Questions, concerns, and bug reports about this area of Zulip are very welcome! This is an area we are hoping to improve.

Securing your Zulip server

Zulip’s security model is discussed in a separate document.

Management commands

Zulip has a large library of Django management commands. To use them, you will want to be logged in as the zulip user and for the purposes of this documentation, we assume the current working directory is /home/zulip/deployments/current.

Below, we show several useful examples, but there are more than 100 in total. We recommend skimming the usage docs (or if there are none, the code) of a management command before using it, since they are generally less polished and more designed for expert use than the rest of the Zulip system.

Running management commands

Many management commands require the Zulip realm/organization to interact with as an argument, which you can specify via numeric or string ID.

You can see all the organizations on your Zulip server using ./manage.py list_realms.

zulip@zulip:~$ /home/zulip/deployments/current/manage.py list_realms
id    string_id                                name
--    ---------                                ----
1     zulip                                    None
2                                              Zulip Community

(Note that every Zulip server has a special zulipinternal realm containing system-internal bots like welcome-bot; you are unlikely to need to interact with that realm.)

Unless you are hosting multiple organizations on your Zulip server, your single Zulip organization on the root domain will have the empty string ('') as its string_id. So you can run e.g.:

zulip@zulip:~$ /home/zulip/deployments/current/manage.py show_admins -r ''

Otherwise, the string_id will correspond to the organization’s subdomain. E.g. on it.zulip.example.com, use /home/zulip/deployments/current/manage.py show_admins -r it.

manage.py shell

You can get an iPython shell with full access to code within the Zulip project using manage.py shell, e.g., you can do the following to change a user’s email address:

$ /home/zulip/deployments/current/manage.py shell
In [1]: user_profile = get_user_profile_by_email("email@example.com")
In [2]: do_change_user_delivery_email(user_profile, "new_email@example.com")

manage.py dbshell

This will start a postgres shell connected to the Zulip database.

Grant administrator access

You can make any user a realm administrator on the command line with the knight management command:

./manage.py knight username@example.com -f

Creating API super users with manage.py

If you need to manage the IRC, Jabber, or Zephyr mirrors, you will need to create API super users.
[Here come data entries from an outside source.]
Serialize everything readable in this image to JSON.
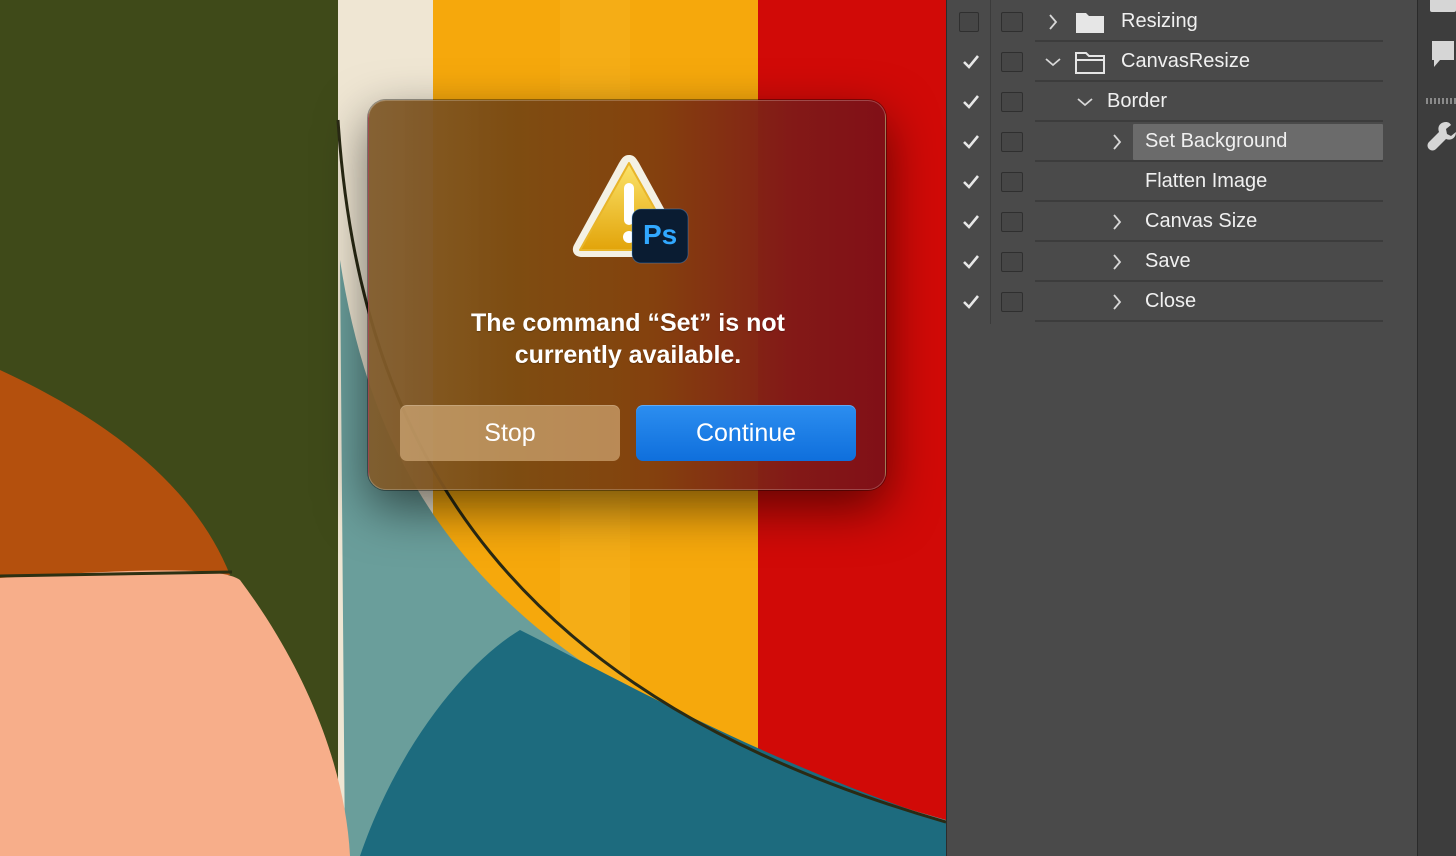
{
  "dialog": {
    "message_line1": "The command “Set” is not",
    "message_line2": "currently available.",
    "stop_label": "Stop",
    "continue_label": "Continue",
    "app_badge": "Ps",
    "icon": "warning-triangle-icon",
    "accent": "#1a7ae8"
  },
  "actions_panel": {
    "rows": [
      {
        "label": "Resizing",
        "checked": false,
        "expand": "collapsed",
        "folder": true
      },
      {
        "label": "CanvasResize",
        "checked": true,
        "expand": "expanded",
        "folder": true
      },
      {
        "label": "Border",
        "checked": true,
        "expand": "expanded",
        "folder": false
      },
      {
        "label": "Set Background",
        "checked": true,
        "expand": "collapsed",
        "folder": false,
        "selected": true
      },
      {
        "label": "Flatten Image",
        "checked": true,
        "expand": "none",
        "folder": false
      },
      {
        "label": "Canvas Size",
        "checked": true,
        "expand": "collapsed",
        "folder": false
      },
      {
        "label": "Save",
        "checked": true,
        "expand": "collapsed",
        "folder": false
      },
      {
        "label": "Close",
        "checked": true,
        "expand": "collapsed",
        "folder": false
      }
    ]
  },
  "toolbar_strip": {
    "icons": [
      "play-icon",
      "comment-icon",
      "wrench-icon"
    ]
  }
}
To do this, use ./manage.py knight with the --permission=api_super_user argument. See the respective integration scripts for these mirrors (under zulip/integrations/ in the Zulip Python API repo) for further detail on these.

Exporting users and realms with manage.py export

If you need to do an export of a single user or of an entire realm, we have tools in management/ that essentially export Zulip data to the file system.

export_single_user.py exports the message history and realm-public metadata for a single Zulip user (including that user’s received messages as well as their sent messages).

A good overview of the process for exporting a single realm when moving a realm to a new server (without moving a full database dump) is in management/export.py. We recommend you read the comment there for words of wisdom on speed, what is and is not exported, what will break upon a move to a new server, and suggested procedure.

Other useful manage.py commands

There are a large number of useful management commands under zerver/management/commands/; you can also see them listed using ./manage.py with no arguments.

Hosting multiple Zulip organizations

This is explained in detail on its own page.